Atherothrombosis is an underlying condition that results in myocardial infarction (MI), ischemic stroke, and death.[1,2] As such, atherothrombosis is the leading cause of mortality in the United States, resulting in 36% of the deaths that occur. Platelet activation and aggregation play a pivotal role in the pathophysiology of ischemic complications of atherothrombotic cardiovascular disease (CVD). The central role of platelet activation and aggregation in both acute coronary syndrome (ACS) and ischemic complications following percutaneous coronary intervention (PCI) provides a rationale for the use of antiplatelet agents in the prevention and management of these conditions. It is important for clinicians to be aware of the available antiplatelet agents and the benefits and risks associated with their use in ACS.
Platelet aggregation plays a pivotal role in atherothrombotic disease.

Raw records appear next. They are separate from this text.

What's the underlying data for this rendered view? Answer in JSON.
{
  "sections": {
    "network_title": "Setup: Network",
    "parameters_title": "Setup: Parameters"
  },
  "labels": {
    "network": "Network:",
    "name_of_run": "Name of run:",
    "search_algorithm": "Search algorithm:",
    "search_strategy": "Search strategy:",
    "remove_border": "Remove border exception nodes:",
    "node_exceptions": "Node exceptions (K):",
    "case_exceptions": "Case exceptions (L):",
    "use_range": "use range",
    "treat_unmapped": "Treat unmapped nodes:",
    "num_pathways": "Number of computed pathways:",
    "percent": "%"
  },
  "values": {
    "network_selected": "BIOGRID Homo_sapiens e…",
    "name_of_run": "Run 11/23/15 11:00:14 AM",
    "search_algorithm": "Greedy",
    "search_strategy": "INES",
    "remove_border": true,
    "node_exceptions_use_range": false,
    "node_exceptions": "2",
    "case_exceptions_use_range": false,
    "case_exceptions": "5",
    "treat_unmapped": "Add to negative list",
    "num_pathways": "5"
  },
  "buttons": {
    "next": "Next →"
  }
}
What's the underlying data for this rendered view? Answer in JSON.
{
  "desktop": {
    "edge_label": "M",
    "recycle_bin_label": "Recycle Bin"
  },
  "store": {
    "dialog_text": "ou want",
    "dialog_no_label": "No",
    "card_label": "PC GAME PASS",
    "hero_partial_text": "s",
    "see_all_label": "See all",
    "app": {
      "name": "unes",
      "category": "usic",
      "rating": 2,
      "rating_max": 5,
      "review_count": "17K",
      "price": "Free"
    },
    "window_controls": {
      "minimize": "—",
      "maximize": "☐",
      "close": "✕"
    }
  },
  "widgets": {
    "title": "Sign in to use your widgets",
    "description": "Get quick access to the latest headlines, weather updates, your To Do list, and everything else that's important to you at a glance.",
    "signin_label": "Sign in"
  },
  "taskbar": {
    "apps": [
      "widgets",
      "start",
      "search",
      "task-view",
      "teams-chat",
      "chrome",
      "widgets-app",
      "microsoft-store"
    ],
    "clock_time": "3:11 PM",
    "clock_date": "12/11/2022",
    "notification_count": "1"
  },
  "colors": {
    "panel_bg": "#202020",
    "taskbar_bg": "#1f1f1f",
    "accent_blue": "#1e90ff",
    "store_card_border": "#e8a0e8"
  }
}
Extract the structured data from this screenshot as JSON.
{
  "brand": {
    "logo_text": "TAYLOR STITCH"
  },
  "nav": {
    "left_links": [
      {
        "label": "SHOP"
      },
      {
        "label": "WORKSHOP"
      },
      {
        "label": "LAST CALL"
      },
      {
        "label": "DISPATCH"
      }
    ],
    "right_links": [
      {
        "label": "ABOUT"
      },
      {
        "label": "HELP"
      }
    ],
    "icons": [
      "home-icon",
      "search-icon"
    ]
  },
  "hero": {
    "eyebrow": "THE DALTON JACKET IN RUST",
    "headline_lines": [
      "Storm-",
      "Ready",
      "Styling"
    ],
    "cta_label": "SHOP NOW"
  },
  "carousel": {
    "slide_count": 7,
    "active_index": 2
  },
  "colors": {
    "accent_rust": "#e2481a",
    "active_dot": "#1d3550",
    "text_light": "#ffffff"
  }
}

The central pathologic role of platelet activation and aggregation provides a rationale for the use of antiplatelet agents in the prevention and management of atherothrombosis.